December 20, 2004 - 10:53AM

Lisa Montgomery

Lisa Montgomery
Photo: AP

A chilling exchange on an internet chat board for rat terrier owners shows how a US woman who allegedly ripped the baby out of a pregnant dog breeder set up the meeting.

Other exchanges show how the board members figured out what must have happened and pointed cops to the suspect.

The first message in the tragic chain was posted Wednesday at 4:22 p.m., by a Kansas woman calling herself Darlene Fischer, with the screen name "fischer4kids" - but who was really accused killer Lisa Montgomery, authorities have said. The note was the bait to trap victim Bobbie Jo Stinnett.

"I was recommended to you by (name withheld by the New York Daily News) and have been unable to reach you by either phone or e-mail," the message read. "Please get in touch with me soon as we are considering the purchase of one of your puppies and would like to ask you a few questions."

Stinnett replied with a cheerful message at 7.44 pm:

"Darlene, I've emailed you with the directions so we can meet. I do so hope that the email reaches you. Great chatting with you on messenger. And do look forward to chatting with you tomorrow am.

"Thanks (name withheld), and talk to you soon, Darlene!

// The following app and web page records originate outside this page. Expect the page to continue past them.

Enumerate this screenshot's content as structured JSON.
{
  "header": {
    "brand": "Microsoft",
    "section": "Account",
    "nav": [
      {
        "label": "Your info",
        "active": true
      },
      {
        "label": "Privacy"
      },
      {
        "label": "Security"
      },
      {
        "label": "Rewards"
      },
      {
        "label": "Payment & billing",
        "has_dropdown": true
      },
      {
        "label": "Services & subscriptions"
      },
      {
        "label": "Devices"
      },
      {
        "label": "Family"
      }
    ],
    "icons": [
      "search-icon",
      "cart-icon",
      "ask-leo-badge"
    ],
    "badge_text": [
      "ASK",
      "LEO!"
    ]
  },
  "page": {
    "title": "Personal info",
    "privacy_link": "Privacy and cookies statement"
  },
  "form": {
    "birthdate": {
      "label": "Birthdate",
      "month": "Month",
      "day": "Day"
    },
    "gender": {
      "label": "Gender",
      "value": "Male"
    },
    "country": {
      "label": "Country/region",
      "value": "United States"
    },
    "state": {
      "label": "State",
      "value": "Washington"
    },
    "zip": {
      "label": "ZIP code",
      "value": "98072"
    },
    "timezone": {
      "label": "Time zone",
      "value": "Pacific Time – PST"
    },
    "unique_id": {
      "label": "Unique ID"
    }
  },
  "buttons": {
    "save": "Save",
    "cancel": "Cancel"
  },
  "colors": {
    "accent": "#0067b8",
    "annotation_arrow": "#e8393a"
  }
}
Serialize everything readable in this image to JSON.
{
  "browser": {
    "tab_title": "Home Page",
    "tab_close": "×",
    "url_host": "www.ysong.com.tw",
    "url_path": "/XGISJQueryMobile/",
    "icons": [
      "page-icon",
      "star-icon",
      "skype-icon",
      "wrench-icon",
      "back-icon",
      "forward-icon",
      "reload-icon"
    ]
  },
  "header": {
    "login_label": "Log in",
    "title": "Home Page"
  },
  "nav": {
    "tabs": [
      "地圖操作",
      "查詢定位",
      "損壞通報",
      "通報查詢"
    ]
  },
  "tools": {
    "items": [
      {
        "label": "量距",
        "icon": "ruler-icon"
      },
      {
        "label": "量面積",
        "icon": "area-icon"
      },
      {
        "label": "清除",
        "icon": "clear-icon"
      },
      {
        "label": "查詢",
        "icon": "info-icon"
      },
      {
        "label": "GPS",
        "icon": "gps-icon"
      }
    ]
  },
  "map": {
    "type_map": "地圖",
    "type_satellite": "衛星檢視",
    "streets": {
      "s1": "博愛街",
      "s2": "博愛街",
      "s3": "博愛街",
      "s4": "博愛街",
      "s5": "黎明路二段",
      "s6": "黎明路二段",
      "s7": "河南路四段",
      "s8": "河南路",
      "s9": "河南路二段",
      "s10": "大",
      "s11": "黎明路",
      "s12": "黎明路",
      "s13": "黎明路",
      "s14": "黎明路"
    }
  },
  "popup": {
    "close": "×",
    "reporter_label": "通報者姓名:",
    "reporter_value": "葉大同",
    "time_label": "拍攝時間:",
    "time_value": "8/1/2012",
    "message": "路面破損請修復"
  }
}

"Have a great evening.


Montgomery had been on the chat board often, using her own name and posting photos of her own rat terrier puppies and seeking mates for her own breeding projects.

Early Friday morning, as news reports aired about the horrific baby snatching, the regulars on the Ratter Chatter site realised the victim was one of their own.

And then they realized that "Darlene" would have met Bobbie Jo on the day she was killed, and that the woman had arranged the deadly meeting through their chat board.

They also recalled that both Stinnett and Montgomery had discussed their pregnancies on the chat site. Montgomery, who was not pregnant, was claiming as recently as last week that she was due in days.

"Darlene Fischer was supposed to meet her on (Thursday)," wrote one poster.

One chatter figured out that the internet address for Fischer traced back to Kansas - where the baby was eventually recovered at Montgomery's home.

By 8 am, several members had called the police with the information they had gathered.

Police said the tips and a sighting of the suspect's car led them quickly to Montgomery.

By the time it was over, the pain was palpable in the messages. "We just saw a murder plan in front of us and it makes me so sad," wrote one poster.

One woman wrote she'd just been told by the suspect that she was due to give birth the day Stinnett was killed.

"Now I'm just sick as heck ... ," the woman wrote. "If this is true ... she just posted to me not long ago that she was going to have her baby Thursday."